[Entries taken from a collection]
◆ ◆ ◆ ◆

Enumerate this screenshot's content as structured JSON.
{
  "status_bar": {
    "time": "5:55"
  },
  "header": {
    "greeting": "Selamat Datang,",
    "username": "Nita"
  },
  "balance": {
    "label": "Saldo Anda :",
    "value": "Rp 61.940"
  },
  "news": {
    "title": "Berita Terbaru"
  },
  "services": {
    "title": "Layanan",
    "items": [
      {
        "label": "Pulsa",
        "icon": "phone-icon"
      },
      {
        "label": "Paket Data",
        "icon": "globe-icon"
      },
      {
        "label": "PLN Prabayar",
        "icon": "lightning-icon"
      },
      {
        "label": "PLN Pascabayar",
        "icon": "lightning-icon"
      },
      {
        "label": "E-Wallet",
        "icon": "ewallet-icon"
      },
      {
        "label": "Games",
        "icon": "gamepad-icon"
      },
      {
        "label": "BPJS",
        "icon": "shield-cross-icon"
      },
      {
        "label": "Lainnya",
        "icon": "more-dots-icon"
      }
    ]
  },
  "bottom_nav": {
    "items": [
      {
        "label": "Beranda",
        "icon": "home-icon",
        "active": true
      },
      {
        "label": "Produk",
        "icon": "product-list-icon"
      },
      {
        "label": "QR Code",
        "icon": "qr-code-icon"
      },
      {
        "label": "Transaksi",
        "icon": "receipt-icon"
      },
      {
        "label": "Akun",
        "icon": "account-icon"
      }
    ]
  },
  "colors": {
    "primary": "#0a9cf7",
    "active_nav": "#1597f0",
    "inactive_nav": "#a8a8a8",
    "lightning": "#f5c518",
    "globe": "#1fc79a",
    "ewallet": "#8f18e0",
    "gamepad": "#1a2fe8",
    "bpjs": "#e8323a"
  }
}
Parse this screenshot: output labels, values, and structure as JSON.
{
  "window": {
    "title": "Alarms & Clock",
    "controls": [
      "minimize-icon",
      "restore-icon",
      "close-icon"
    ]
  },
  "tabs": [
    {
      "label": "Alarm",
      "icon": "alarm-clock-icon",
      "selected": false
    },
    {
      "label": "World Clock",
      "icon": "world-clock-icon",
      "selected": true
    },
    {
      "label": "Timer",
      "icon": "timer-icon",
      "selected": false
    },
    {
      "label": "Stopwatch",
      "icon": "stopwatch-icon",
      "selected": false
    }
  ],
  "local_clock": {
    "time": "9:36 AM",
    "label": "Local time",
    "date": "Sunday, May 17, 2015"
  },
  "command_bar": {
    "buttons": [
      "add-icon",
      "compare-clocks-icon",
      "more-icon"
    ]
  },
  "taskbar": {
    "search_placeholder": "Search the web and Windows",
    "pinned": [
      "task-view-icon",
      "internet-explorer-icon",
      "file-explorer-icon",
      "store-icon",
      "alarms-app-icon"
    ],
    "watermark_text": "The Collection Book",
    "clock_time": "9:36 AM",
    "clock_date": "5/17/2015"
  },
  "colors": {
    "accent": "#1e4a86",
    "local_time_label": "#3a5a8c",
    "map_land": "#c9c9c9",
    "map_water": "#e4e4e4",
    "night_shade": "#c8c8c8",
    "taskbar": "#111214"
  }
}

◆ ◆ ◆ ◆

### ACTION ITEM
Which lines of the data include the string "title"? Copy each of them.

### ANSWER TO THE EXERCISE
    "title": "Berita Terbaru"
    "title": "Layanan",
    "title": "Alarms & Clock",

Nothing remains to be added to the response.